Adaptations of Stephen King stories are notoriously hit and miss, but of them all, Maximum Overdrive is notorious for its unintentionally hilarious awfulness, underpinned by King himself having directed the feature. And now, its star Emilio Estevez has mentioned the film as one that he has little fondness for.
After Earth passes through the tail of a comet, all mechanical and electrical machines on the planet suddenly gain sentience and begin wantonly slaughtering humanity. People are machine-gunned by vending machines shooting soda cans, electrocuted by arcade cabinets, mauled by lawnmowers, and most frequently run over by various vehicles. Estevez plays an ex-con who attempts to lead survivors to safety, but after the group becomes trapped at a truck stop, they must make a stand against homicidal big rigs. In case you’re wondering, yes, it’s just as stupid as that sounds.

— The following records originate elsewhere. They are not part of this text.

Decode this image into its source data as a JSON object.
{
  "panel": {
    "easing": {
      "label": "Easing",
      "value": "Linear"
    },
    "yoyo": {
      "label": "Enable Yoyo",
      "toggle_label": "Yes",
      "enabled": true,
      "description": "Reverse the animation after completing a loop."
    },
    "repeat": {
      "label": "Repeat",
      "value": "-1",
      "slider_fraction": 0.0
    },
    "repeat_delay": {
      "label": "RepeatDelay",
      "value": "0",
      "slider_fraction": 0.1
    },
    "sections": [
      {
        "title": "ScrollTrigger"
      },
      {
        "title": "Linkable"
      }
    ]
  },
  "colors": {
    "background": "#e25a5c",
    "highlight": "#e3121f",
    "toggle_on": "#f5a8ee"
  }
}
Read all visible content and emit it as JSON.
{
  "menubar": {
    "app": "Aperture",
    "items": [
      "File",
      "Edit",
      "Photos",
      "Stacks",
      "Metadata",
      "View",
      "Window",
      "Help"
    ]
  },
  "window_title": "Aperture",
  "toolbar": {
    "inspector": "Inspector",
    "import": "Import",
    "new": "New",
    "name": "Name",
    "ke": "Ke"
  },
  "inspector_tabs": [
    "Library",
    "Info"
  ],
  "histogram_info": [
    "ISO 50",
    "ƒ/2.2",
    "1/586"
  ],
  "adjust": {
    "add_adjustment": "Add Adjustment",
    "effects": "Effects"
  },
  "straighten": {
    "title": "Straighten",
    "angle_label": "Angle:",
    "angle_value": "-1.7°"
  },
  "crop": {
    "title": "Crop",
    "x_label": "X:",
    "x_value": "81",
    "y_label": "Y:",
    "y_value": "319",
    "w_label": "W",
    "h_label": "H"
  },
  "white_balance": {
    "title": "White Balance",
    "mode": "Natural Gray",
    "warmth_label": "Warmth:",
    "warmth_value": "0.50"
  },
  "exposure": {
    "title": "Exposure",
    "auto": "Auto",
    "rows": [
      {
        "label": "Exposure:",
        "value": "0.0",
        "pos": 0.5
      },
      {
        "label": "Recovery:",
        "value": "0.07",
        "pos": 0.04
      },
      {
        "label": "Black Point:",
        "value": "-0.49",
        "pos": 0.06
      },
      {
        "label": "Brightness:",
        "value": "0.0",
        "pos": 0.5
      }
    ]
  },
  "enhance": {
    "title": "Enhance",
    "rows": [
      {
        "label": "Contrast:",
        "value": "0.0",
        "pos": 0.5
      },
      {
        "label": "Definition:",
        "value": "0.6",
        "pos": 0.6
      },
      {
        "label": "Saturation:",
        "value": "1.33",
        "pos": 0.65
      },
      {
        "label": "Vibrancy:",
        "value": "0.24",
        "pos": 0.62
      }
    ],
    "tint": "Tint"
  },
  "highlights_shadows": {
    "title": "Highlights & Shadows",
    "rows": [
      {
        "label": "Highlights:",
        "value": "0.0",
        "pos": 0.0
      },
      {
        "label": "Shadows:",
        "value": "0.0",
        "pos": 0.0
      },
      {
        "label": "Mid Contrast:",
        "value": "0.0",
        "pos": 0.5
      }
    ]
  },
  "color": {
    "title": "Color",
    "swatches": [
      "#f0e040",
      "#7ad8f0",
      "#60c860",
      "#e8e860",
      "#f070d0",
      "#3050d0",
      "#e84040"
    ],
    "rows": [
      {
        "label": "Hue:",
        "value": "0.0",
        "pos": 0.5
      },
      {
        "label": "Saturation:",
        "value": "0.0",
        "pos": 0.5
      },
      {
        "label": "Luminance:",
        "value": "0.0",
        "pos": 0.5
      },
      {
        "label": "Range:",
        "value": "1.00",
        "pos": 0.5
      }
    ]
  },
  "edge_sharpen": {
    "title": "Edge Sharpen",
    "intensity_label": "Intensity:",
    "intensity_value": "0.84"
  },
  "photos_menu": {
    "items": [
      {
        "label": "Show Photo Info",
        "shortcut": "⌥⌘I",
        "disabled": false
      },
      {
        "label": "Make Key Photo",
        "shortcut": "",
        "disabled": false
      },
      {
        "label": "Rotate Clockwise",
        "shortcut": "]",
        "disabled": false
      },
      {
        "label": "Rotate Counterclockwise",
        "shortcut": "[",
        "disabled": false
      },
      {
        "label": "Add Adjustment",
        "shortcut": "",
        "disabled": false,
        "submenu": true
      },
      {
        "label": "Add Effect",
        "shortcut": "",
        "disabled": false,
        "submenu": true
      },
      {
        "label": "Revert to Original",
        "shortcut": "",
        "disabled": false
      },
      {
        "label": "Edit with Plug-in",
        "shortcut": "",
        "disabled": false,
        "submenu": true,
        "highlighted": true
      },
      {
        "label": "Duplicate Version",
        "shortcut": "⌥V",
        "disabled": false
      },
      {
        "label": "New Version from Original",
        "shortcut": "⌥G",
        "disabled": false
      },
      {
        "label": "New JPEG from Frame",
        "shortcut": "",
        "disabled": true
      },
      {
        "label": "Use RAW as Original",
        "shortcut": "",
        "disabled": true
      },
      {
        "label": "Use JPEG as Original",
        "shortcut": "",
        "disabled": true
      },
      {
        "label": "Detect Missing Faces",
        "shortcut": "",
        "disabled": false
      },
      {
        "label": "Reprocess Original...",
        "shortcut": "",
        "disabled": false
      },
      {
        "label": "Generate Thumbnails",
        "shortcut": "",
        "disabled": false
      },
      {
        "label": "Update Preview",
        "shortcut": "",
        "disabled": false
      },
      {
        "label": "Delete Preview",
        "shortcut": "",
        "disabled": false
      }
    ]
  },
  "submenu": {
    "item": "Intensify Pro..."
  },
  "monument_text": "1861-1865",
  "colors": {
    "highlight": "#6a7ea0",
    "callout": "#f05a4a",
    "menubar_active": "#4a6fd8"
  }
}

In an interview with Vanity Fair, Estevez had this to say about it:
“I’m not speaking out of class because he knows it’s a terrible movie, but Stephen King often talks about his one directorial experience on Maximum Overdrive, which I was in. The few times that I’ve connected with him over the years, he’s like ‘Can you forgive me for that?’ I think at one point my mom said, ‘Why’d you do that movie?’ I said, ‘I wanted to work with Stephen King.’ And she said, ‘Couldn’t you have helped him paint his house?’”
There’s no controversy in the statement since, as Estevez states, King is well aware of just how bad the film is and has freely admitted it on several occasions, as well as the fact that he had absolutely no idea what he was doing when put in charge of a production, and after learning his lesson vowed to never step behind the camera again.
No actor wants to be employed by a director without the necessary skill for the job, as the finished product can often reflect poorly on their own talent, so Estevez is certainly justified in his lack of affection for the experience. Regardless, Maximum Overdrive is now something of a cult classic in some circles, enjoyed by fans of so-bad-it’s-good dreck who find its jarring tonal dissonance between comedy and horror highly entertaining precisely because of how incompetently it’s executed.